Year of Publication


Document Type



Graduate School


Biomedical Engineering

First Advisor

David A. Puleo


Surface modification is an extensively researched approach in order to overcomethe limitations, and improve the performance of orthopedic and dental implants. It is atthe surface of the implant materials that the initial interactions of tissues or body fluidstake place. Therefore, surface properties of biomaterials are the important factors that cancontrol these biological responses. Molecular imprinting is a surface modificationtechnique that creates specific recognition sites on the surface of biomaterials. Todevelop the recognition sites, a functional monomer is assembled with templatebiomolecule and then crosslinked. After removal of the template, the surface can rebindthe molecules. Therefore, desired reactions can be initiated at the interface between tissueand implants by modifying surfaces to selectively bind certain types of biomolecules,such as proteins. The objective of this project was to observe the potential of molecularimprinting technique for creating biomaterials that can recognize specific biomolecules.Fluorescently labeled lysozyme or RNase A was used as a template biomolecule and theprotein-imprinted scaffolds were fabricated by sol-gel processing. To interpret the densityof binding sites created, the quantity of surface-accessible protein was determined. Theamount of protein available on the surface was proportional to the amount loaded.Protein-imprinted scaffolds were evaluated for their ability to selectively recognize thetemplate biomolecule. Further, for these selectivity studies, a combination of theimprinted protein and a competitor protein were rebound to the polysiloxane scaffolds.The template protein rebound to the surface was measured more than twice as much ascompetitor. These scaffolds were then tested to understand their interaction with cells.The results of DNA and alkaline phosphatase activities indicate that the scaffolds thusdeveloped support growth and adhesion of osteoblastic cells.

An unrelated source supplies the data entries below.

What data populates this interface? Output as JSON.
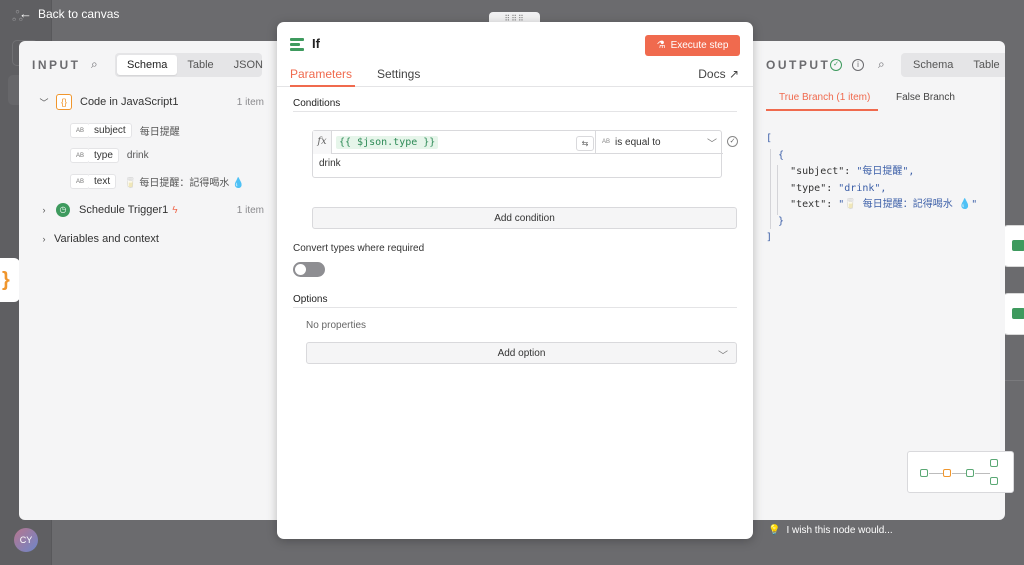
{
  "nav": {
    "back_label": "Back to canvas"
  },
  "input_panel": {
    "heading": "INPUT",
    "view_tabs": [
      "Schema",
      "Table",
      "JSON"
    ],
    "active_view": "Schema",
    "tree": {
      "code_node": {
        "name": "Code in JavaScript1",
        "count": "1 item"
      },
      "fields": [
        {
          "type_badge": "AB",
          "name": "subject",
          "value": "每日提醒"
        },
        {
          "type_badge": "AB",
          "name": "type",
          "value": "drink"
        },
        {
          "type_badge": "AB",
          "name": "text",
          "value": "🥛 每日提醒：記得喝水 💧"
        }
      ],
      "schedule_node": {
        "name": "Schedule Trigger1",
        "count": "1 item"
      },
      "variables_label": "Variables and context"
    }
  },
  "node_panel": {
    "title": "If",
    "execute_label": "Execute step",
    "tabs": [
      "Parameters",
      "Settings"
    ],
    "active_tab": "Parameters",
    "docs_label": "Docs",
    "conditions_title": "Conditions",
    "condition": {
      "fx_label": "fx",
      "left_expression": "{{ $json.type }}",
      "type_badge": "AB",
      "operator": "is equal to",
      "right_value": "drink"
    },
    "add_condition_label": "Add condition",
    "convert_types_label": "Convert types where required",
    "convert_types_enabled": false,
    "options_title": "Options",
    "no_properties_label": "No properties",
    "add_option_label": "Add option"
  },
  "output_panel": {
    "heading": "OUTPUT",
    "view_tabs": [
      "Schema",
      "Table"
    ],
    "branch_tabs": [
      "True Branch (1 item)",
      "False Branch"
    ],
    "active_branch": "True Branch (1 item)",
    "json_lines": {
      "open_array": "[",
      "open_obj": "{",
      "subject_key": "\"subject\"",
      "subject_val": "\"每日提醒\",",
      "type_key": "\"type\"",
      "type_val": "\"drink\",",
      "text_key": "\"text\"",
      "text_val": "\"🥛 每日提醒：記得喝水 💧\"",
      "close_obj": "}",
      "close_array": "]"
    }
  },
  "footer": {
    "wish_label": "I wish this node would..."
  },
  "colors": {
    "accent": "#f06a4e",
    "success": "#3e9a5e",
    "code_orange": "#f0962d",
    "json_string": "#3c5fa8"
  }
}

These initial selectivity andcytocompatibility studies show the potential of molecular-imprinted polysiloxanescaffolds to be used as tissue engineered materials for stable and controlled interactions atthe tissue-implant interface.